4) Enjoy them with home fries for breakfast, on top of a burger for lunch, or with some fried rice for dinner!

Sriracha fried egg with scallions.

The Hoisin burger:  Scallions, Sriracha fried egg, hoisin infused burger patty, fresh cucumber slices on a sesame seed roll. 

Sriracha Fied Egg over Pork Fried Rice

Saturday, April 12, 2014

Munchen Brunchen

Since the last brunch we had was so much fun, we decided to make another one shortly after... but this time only for Jon and I :) We had been reminiscing about our trip to Germany, and decided we were going to try and recreate one of our favorite dishes we had while out there: ochsenaugen.

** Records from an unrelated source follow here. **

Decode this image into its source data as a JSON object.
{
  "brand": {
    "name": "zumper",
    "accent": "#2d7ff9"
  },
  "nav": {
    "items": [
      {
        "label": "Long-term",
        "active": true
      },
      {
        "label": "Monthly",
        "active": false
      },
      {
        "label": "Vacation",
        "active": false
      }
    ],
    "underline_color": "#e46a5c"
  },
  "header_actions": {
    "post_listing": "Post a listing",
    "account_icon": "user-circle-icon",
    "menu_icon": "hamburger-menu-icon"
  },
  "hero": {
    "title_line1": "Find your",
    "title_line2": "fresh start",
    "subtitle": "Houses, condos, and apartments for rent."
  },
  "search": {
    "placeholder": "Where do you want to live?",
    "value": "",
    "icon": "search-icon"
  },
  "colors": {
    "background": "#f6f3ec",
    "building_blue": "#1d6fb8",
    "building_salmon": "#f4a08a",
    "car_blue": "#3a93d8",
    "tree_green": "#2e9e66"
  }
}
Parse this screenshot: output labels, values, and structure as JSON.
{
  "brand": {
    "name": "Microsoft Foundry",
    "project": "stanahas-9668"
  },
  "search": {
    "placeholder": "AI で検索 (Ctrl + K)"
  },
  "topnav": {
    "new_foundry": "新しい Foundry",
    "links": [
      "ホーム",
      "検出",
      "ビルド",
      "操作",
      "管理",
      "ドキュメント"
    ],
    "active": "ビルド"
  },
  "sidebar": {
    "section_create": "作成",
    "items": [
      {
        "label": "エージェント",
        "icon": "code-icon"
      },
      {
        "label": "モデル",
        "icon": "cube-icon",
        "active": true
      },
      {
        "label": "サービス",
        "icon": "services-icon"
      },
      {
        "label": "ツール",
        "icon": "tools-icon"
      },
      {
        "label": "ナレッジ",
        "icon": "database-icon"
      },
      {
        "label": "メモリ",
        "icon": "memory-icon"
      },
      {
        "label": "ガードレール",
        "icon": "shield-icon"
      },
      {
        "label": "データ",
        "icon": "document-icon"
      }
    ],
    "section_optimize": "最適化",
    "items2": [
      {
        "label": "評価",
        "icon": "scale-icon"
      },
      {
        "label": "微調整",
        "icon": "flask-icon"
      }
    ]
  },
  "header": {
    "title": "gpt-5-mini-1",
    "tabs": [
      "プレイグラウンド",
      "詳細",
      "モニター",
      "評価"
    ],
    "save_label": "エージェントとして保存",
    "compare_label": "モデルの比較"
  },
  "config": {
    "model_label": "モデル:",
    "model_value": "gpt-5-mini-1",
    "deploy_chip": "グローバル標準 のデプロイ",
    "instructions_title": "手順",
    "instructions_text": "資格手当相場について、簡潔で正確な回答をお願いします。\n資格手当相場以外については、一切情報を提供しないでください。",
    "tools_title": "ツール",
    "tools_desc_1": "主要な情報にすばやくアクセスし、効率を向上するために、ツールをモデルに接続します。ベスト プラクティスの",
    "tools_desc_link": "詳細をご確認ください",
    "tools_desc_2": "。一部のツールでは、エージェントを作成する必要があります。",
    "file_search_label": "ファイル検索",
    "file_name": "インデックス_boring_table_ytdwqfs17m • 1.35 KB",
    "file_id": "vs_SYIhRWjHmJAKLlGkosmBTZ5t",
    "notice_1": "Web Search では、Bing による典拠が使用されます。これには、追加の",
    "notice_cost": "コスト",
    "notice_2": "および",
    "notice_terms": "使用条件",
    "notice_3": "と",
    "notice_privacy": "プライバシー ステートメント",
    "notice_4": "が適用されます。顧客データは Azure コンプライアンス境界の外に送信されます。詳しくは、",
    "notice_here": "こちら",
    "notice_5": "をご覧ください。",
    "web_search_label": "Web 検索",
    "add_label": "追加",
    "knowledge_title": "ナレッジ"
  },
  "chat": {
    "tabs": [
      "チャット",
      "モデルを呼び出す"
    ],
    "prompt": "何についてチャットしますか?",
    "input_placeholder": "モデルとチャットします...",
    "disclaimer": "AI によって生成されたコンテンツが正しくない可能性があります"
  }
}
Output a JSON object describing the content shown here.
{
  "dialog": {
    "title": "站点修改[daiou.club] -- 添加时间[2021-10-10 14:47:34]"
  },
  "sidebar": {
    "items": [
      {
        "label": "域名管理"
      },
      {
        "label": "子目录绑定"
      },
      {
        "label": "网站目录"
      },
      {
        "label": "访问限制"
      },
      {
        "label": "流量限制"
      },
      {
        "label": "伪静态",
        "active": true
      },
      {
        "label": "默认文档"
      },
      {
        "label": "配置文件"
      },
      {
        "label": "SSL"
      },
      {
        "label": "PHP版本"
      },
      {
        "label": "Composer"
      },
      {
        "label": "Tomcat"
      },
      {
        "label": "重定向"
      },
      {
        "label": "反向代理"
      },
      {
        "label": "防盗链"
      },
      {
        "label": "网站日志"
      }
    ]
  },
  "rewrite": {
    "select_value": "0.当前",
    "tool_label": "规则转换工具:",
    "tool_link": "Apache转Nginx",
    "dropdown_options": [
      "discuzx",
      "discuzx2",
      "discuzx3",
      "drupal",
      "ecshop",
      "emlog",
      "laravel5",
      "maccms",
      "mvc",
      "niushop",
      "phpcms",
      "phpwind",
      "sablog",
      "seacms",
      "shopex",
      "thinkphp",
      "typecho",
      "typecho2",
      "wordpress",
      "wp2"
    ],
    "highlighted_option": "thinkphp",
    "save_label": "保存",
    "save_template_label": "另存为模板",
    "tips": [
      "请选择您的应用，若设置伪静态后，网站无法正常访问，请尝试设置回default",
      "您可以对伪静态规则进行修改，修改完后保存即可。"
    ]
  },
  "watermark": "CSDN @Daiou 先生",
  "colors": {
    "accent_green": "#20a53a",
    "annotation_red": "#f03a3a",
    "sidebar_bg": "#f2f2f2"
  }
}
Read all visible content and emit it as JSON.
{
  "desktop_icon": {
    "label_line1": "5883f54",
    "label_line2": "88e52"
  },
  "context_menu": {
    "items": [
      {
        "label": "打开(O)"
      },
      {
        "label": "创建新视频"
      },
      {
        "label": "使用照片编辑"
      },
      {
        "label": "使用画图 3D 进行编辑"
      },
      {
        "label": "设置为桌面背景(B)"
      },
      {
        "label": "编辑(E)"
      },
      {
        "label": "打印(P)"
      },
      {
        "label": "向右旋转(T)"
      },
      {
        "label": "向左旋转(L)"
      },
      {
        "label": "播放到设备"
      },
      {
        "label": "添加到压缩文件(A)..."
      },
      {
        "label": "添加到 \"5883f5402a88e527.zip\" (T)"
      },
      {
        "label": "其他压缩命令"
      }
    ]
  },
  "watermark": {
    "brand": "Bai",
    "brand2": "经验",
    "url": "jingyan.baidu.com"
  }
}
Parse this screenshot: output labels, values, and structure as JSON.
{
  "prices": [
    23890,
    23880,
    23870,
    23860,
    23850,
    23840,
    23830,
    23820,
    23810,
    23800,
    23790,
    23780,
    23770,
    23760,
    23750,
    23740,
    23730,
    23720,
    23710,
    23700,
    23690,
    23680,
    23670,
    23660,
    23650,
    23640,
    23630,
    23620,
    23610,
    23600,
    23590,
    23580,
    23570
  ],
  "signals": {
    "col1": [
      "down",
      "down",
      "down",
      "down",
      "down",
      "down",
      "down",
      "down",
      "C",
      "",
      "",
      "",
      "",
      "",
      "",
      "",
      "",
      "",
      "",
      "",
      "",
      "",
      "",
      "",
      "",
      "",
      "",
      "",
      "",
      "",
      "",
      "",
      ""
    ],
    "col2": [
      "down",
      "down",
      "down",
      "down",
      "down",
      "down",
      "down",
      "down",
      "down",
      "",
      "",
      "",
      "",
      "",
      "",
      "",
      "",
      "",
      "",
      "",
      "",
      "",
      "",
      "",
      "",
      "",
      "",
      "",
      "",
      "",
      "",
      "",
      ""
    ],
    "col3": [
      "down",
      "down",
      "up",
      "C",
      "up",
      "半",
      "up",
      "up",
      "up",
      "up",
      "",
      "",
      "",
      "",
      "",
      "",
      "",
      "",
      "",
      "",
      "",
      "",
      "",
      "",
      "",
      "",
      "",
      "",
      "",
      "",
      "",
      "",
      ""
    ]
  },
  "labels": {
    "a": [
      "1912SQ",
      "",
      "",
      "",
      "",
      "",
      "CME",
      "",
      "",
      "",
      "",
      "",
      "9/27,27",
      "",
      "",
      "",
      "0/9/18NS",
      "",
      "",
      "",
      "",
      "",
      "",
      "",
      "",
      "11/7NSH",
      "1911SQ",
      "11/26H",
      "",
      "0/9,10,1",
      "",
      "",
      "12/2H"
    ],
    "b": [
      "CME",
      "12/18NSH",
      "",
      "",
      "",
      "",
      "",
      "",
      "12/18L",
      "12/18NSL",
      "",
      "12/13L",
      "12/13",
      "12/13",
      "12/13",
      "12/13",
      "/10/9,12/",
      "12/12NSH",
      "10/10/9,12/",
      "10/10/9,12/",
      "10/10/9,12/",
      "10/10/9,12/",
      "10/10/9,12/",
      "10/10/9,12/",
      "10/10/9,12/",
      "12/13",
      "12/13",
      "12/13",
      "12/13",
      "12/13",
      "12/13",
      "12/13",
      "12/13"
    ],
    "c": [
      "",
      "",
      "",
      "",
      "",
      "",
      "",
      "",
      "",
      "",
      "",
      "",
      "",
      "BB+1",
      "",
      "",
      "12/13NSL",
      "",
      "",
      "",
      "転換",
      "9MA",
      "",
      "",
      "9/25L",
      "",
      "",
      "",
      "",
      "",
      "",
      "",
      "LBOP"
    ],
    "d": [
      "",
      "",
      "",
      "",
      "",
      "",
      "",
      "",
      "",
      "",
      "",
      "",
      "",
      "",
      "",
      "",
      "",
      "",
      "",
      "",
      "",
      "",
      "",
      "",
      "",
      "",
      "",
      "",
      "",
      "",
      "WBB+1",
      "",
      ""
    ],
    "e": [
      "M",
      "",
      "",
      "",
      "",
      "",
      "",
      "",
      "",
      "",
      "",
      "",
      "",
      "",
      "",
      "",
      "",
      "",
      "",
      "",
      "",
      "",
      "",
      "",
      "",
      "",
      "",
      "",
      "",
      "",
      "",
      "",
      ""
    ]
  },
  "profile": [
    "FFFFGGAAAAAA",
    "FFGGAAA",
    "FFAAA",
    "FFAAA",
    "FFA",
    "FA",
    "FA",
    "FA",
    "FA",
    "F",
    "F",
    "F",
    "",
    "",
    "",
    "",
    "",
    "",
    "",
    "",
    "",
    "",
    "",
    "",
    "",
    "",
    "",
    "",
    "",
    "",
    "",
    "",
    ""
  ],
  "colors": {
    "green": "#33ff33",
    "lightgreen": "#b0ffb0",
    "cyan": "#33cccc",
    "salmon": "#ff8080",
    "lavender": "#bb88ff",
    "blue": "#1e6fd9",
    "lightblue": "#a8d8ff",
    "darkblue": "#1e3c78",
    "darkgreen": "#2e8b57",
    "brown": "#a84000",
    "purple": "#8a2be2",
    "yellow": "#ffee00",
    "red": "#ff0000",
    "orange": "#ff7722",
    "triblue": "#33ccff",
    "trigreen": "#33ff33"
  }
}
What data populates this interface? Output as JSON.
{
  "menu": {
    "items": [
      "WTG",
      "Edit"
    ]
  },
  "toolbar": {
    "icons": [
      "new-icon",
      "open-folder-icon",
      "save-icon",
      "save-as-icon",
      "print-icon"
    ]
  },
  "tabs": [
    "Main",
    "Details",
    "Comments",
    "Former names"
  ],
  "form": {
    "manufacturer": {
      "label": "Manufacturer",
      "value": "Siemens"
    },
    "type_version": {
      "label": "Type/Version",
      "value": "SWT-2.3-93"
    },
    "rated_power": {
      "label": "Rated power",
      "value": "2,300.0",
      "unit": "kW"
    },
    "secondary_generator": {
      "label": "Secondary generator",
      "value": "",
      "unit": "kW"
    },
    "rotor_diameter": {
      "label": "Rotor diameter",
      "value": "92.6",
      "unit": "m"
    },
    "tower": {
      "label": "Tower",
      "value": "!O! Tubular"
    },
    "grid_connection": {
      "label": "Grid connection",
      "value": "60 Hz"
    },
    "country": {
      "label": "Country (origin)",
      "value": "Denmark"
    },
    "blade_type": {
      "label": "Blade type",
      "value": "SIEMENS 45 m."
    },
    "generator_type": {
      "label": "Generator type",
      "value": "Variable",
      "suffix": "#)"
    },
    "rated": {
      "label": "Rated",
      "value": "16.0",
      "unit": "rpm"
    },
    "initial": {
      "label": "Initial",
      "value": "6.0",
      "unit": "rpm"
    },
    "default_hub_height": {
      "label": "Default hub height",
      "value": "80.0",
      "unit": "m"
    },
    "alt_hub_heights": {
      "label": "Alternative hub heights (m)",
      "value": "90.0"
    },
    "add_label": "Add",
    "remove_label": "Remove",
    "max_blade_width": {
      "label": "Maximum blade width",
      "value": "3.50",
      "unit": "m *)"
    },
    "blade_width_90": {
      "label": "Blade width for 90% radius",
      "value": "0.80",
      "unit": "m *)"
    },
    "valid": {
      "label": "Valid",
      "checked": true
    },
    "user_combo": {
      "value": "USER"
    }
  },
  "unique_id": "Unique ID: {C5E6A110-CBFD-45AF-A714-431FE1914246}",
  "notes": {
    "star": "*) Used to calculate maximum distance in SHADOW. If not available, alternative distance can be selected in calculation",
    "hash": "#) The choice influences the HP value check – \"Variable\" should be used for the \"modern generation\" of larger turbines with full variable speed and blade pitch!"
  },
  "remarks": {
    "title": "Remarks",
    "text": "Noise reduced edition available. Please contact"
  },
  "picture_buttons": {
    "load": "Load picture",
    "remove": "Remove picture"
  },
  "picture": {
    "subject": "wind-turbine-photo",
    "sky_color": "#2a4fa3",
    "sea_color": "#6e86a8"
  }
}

We have no idea what it actually was, the translation while ordering was a bit fuzzy (me tyring to act like a chicken laying an egg, Jon pointing to other people's dishes and saying "eggs" over and over.) We ended up getting the dish we wanted, and decided it was a creamed spinach with fried eggs on top, served with home fries. And it was AMAZING. So after some searching we found a few recipes to try at home to mimic our glorious Munchen brunch.

German Creamed Spinach
adapted from: What's Cooking America

2 - 3 Large Bunches Fresh Spinach
4 Tbs. Butter
4 Tbs. Finely Chopped Onion
4 Tbs. All-Purpose Flour
3 - 4 C. Milk (depending on how thick you want the sauce)

Cook spinach and squeeze out any excess liquid. Chop the spinach into smaller pieces then set aside. Melt the butter in a frying pan and cook the onions in it until they are translucent. Add the flour and cook for a minute or two, until it is smooth and there are no lumps. Add in desired amount of salt and pepper. Slowly add the milk to the onion/butter mixture, mixing constantly. Bring the sauce to a boil then remove from heat. Mix the sauce with the chopped spinach, add more salt/pepper to desired taste.*

*We actually ended up added a bit of turmeric and garlic powder to this to give it a little more dimension. But that is optional.

We also tried our hand at homemade German pretzels! They turned out OK, but nothing to write home about. I'll try again to make better ones, maybe using a different recipe, and definitely putting more salt on them. The one thing I learned about pretzel making... even when you think its a lot of salt, its not enough. Probably why the beer tastes extra good in Germany.

On that note, what would a Munchen brunch be without sausage and beer?! We brought the giant mugs home from Germany, so we busted them out along with a spread of all the beers we tried while over there. We were able to find literally the EXACT beer we had with this brunch in Munich thanks to Craft Beer Cellar! We were so happy that a local store carried it. It definitely brought us back. We were also able to get weisswurst thanks to Karl's Sausage Kitchen. They had a rost bratwurst that we got and truly enjoyed, but we LOVED the weisswurst. Between that and the beer we felt like we were back in the Marienplatz.

Oh, take us back!